### Directions for this task
Your answer should be one number: how many lines of the data include the string "kind"?

### Working data

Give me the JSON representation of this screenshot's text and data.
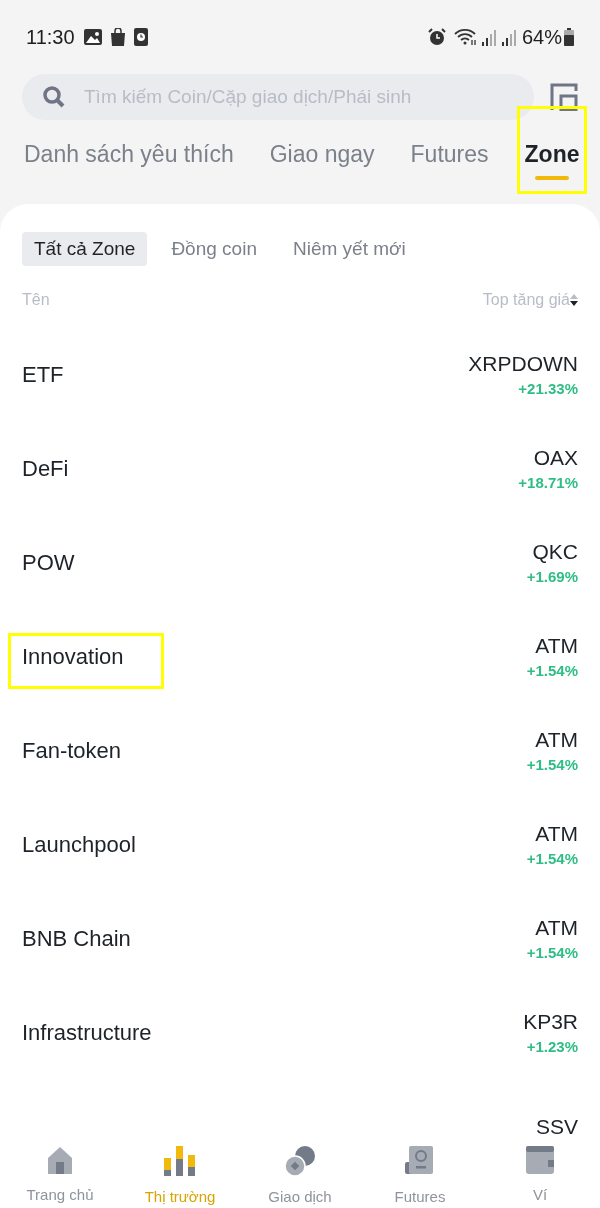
{
  "status_bar": {
    "time": "11:30",
    "battery": "64%"
  },
  "search": {
    "placeholder": "Tìm kiếm Coin/Cặp giao dịch/Phái sinh"
  },
  "tabs": [
    {
      "label": "Danh sách yêu thích",
      "selected": false,
      "highlighted": false
    },
    {
      "label": "Giao ngay",
      "selected": false,
      "highlighted": false
    },
    {
      "label": "Futures",
      "selected": false,
      "highlighted": false
    },
    {
      "label": "Zone",
      "selected": true,
      "highlighted": true
    }
  ],
  "chips": [
    {
      "label": "Tất cả Zone",
      "selected": true
    },
    {
      "label": "Đồng coin",
      "selected": false
    },
    {
      "label": "Niêm yết mới",
      "selected": false
    }
  ],
  "columns": {
    "name": "Tên",
    "sort": "Top tăng giá"
  },
  "rows": [
    {
      "name": "ETF",
      "pair": "XRPDOWN",
      "change": "+21.33%",
      "highlighted": false
    },
    {
      "name": "DeFi",
      "pair": "OAX",
      "change": "+18.71%",
      "highlighted": false
    },
    {
      "name": "POW",
      "pair": "QKC",
      "change": "+1.69%",
      "highlighted": false
    },
    {
      "name": "Innovation",
      "pair": "ATM",
      "change": "+1.54%",
      "highlighted": true
    },
    {
      "name": "Fan-token",
      "pair": "ATM",
      "change": "+1.54%",
      "highlighted": false
    },
    {
      "name": "Launchpool",
      "pair": "ATM",
      "change": "+1.54%",
      "highlighted": false
    },
    {
      "name": "BNB Chain",
      "pair": "ATM",
      "change": "+1.54%",
      "highlighted": false
    },
    {
      "name": "Infrastructure",
      "pair": "KP3R",
      "change": "+1.23%",
      "highlighted": false
    },
    {
      "pair": "SSV",
      "highlighted": false
    }
  ],
  "nav": [
    {
      "label": "Trang chủ",
      "kind": "home",
      "selected": false
    },
    {
      "label": "Thị trường",
      "kind": "markets",
      "selected": true
    },
    {
      "label": "Giao dịch",
      "kind": "trade",
      "selected": false
    },
    {
      "label": "Futures",
      "kind": "futures",
      "selected": false
    },
    {
      "label": "Ví",
      "kind": "wallet",
      "selected": false
    }
  ]
}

### Reply to the task
5